Local governments see no option other than to venture on their own.
“It’s a last resort because we don’t think that existing telecommunication companies are in the position to establish ‘last mile’ fiber,” Orono Town Planner Richert said. “We think [OTO Fiber] will provide a stimulus.”
One reason Orono and Old Town decided to take this road is the boon it may provide the many startups, small- and home-businesses sprouting around the university. More than a dozen local businesses have sent in letters of support to Orono, many suggesting the fiber network would allow them to expand their business, engage with customers and compete nationally and internationally, enabling them to hire new full-time employees.
In its report, the Government Accountability Office found small businesses in areas targeted by federal and local high-speed Internet projects benefited from expanded and improved cyber infrastructure. A 2011 study by the McKinsey Global Institute also found small businesses with a high-speed Internet connection had a 10 percent improvement in productivity, and it stimulated job growth.
Down the coast from Rockport, the town of Islesboro is investigating how a municipal cyber infrastructure project will benefit the island community. Paige Clayson, a representative of the Islesboro economic development group, said it started with the question: “What’s keeping us from being a vibrant community and maintaining a year-round population?”
Population growth has been a motivating factor behind this project, Clayson said, adding a sustainable future depends on attracting new residents. According to the U.S. Census Bureau, Islesboro’s population fell 6 percent from 603 in 2000 to 566 in 2010, with a number of seasonal residents.
This isn’t a problem facing just Islesboro but Maine as a whole, which is one of the oldest states in the nation. According to the U.S. Census Bureau, Mainers age 65 and older make up more than 17 percent of the state’s population, with estimates that it will increase to 25 percent within 10 years.
“In an aging state, we need to attract young families,” Clayson said, adding families want to live where their children can do homework and access the tools needed for a successful education, such as the resources available with a high-speed Internet connection.
“The market is not going to solve this problem,” Clayson said. “We need the Internet and access to it, but the market [on Islesboro] is not big enough for providers to do it.”
Despite the uncertainty about how Islesboro will approach its cyber infrastructure project, “we’re optimistic something will come of it,” he said.
Not everyone welcomes municipal fiber, however, in particular, incumbent providers for whom such projects present competition, which, some argue, is unfair.
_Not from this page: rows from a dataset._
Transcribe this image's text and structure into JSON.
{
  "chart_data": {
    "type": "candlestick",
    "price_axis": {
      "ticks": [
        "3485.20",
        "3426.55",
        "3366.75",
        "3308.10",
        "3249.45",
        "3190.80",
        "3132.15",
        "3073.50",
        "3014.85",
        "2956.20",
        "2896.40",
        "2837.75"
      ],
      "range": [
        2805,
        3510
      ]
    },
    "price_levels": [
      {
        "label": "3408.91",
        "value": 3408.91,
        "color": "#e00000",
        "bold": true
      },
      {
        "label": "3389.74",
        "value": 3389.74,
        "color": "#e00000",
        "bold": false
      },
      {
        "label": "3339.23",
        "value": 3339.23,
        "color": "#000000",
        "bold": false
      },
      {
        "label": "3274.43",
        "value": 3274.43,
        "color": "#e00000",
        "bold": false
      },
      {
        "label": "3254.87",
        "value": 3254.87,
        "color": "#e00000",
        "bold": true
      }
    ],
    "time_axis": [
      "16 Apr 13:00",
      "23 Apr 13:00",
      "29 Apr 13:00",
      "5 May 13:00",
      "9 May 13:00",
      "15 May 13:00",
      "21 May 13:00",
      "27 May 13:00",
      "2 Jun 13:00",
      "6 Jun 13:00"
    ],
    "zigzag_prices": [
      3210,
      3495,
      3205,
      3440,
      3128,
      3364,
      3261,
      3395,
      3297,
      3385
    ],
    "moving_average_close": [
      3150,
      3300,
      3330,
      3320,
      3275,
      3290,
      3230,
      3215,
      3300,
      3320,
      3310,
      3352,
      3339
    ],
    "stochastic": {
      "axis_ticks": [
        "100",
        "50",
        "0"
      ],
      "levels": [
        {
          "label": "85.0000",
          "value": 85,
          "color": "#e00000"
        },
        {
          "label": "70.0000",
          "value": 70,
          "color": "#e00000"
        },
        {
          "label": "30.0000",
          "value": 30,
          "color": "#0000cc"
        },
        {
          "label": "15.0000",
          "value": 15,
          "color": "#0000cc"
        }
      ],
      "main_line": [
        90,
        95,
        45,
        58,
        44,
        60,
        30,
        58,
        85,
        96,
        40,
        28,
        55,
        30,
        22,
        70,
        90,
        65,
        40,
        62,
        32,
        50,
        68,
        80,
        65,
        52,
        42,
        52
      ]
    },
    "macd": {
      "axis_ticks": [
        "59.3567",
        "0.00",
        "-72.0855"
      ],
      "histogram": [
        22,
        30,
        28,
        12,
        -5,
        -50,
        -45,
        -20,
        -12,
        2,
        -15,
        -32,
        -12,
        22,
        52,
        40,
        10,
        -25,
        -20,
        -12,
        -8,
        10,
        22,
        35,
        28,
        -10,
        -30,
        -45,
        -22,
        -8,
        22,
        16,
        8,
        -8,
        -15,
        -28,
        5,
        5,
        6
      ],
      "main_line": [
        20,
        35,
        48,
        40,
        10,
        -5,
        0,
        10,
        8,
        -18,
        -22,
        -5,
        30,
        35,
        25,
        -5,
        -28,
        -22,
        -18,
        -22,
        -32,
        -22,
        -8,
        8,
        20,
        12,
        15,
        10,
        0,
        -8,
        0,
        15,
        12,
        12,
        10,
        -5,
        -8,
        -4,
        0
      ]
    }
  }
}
Resolving industry skepticism is necessary for municipal fiber to survive.
“We firmly believe that this [OTO Fiber proposal] does not match the intent of the ConnectME Authority [grant process],” said Jeff Nevins, FairPoint public relations manager for Maine and New Hampshire.
“We feel that the [ConnectME grant] money should go to unserved areas, which would seem that’s where the priority would be,” Nevins said, adding FairPoint has facilities in place and deploying fiber would undermine FairPoint’s investment in its infrastructure.
Some Internet service providers, however, are eager to jump on board, such as GWI that partnered with Rockport to engineer the mile-long fiber network that runs through the heart of downtown. Startup Internet service providers are likely beneficiaries of municipal fiber as it removes a financial speedbump.
Richert maintains the municipalities don’t want to be competition, instead “we want to be cooperative with them [incumbent providers],” he said.
Christopher Burns is a BDN intern and University of Maine student.